Preparing the Budget
When preparing the budget, the publisher should be as specific as possible about costs and the use to which grant monies will be put as the jury carefully considers financial information when making an award. The grant sum is intended to be less than the total cost of production; that is, a substantial portion of production costs must be met by the publisher or be from other sources. The overhead costs of a parent organization, such as a university or office of a university, may not be included in the budget, and Millard Meiss Publication Fund monies may not be used for such costs. Award amounts are determined by the jury.
Applications must be submitted by the publisher; applications submitted by authors will not be accepted. The publisher gathers all materials listed in the checklist below and submits them via the online application portal, powered by the Conference Exchange. Publishers may also choose to mail the complete application to: Millard Meiss Publication Fund, CAA–Advancing Art and Design, 50 Broadway, 21st Floor, New York, NY 10004. Electronic applications are preferred.
The publisher submits all components as follows as separate PDFs:
- A detailed budget – The jury carefully considers financial information when making an award
- Publisher’s cover letter†
- Partial manuscript, including:
- Table of contents
- Introduction and one or two sample chapters
- Picture list or illustration program
- Sample images (include figure numbers and captions) and a description of the illustration program (if any)*
- Sample bibliography (five pages minimum; a full bibliography is preferred)
- Manuscript reviews§
- All materials prepared by author, as listed below
Prepared by the author and forwarded to the publisher:
- Author’s curriculum vitae (include dates of degrees and page numbers of published articles)
- Narrative description or abstract of the manuscript (two pages maximum)
- Author's response to the (anonymous) readers’ reports (dated, with state-of-progress report if older than one year)
†The publisher or editor’s cover letter should describe the importance of the work, detail for what purpose(s) the grant is needed, and articulate how this project meets the criteria of the grant. It is also helpful for the letter to place the book in the context of the publisher’s program or plans, since the award supports the press, not the author. The cover letter should also include the amount of grant requested.

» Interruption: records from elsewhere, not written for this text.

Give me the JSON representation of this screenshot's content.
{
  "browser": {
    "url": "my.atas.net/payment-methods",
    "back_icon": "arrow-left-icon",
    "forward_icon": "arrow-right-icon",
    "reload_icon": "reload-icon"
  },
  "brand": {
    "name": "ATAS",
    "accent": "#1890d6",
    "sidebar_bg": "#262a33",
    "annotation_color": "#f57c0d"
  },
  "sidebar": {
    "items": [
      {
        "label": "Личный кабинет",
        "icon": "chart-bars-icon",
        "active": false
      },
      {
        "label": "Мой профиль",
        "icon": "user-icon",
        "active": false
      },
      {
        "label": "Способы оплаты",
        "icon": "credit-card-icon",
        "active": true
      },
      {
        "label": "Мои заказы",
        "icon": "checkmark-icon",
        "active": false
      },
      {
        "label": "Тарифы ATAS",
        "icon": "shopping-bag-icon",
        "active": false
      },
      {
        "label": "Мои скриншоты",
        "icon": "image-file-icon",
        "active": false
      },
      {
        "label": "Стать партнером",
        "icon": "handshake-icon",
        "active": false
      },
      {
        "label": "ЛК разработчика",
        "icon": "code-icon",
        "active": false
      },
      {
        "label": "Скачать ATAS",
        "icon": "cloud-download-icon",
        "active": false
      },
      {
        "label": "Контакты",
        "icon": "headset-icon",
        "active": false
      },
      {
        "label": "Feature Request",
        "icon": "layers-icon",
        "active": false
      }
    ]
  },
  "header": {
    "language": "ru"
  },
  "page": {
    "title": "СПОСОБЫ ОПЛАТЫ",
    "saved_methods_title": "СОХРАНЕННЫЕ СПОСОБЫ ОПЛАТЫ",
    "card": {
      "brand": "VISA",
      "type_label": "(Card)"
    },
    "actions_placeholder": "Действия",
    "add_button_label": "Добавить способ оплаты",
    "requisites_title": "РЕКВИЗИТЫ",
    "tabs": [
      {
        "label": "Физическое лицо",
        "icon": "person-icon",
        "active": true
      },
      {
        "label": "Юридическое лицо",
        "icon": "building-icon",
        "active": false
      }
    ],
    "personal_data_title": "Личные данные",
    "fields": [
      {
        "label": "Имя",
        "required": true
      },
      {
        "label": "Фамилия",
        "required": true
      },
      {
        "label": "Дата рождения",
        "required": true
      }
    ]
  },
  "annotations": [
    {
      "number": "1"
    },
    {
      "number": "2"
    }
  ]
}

§Two or more substantive, analytical peer reviews or readers’ reports of the manuscript, addressing originality, significance of the scholarly contribution, and quality of the research and prose, and written by reviewers who are authorities on the material of the book. Note that readers’ reports are a significant and influential element of the grant application. Reviews are anonymous to the author but should be signed and dated for the benefit of the jury (to be kept confidential) and should not be more than three years old. The author’s response to the reports should be signed and included with the application, so that the current state of the manuscript is made clear. If the author’s response is older than one year, a state-of-progress report should be included. Reports written by the author’s dissertation adviser or other interested parties, such as a series editor, are ineligible for application to this award.
*Sample illustrations must be included in any application which requests funds for images
Questions? Please contact Cali Buckley, Grants and Special Programs Manager, at email@example.com.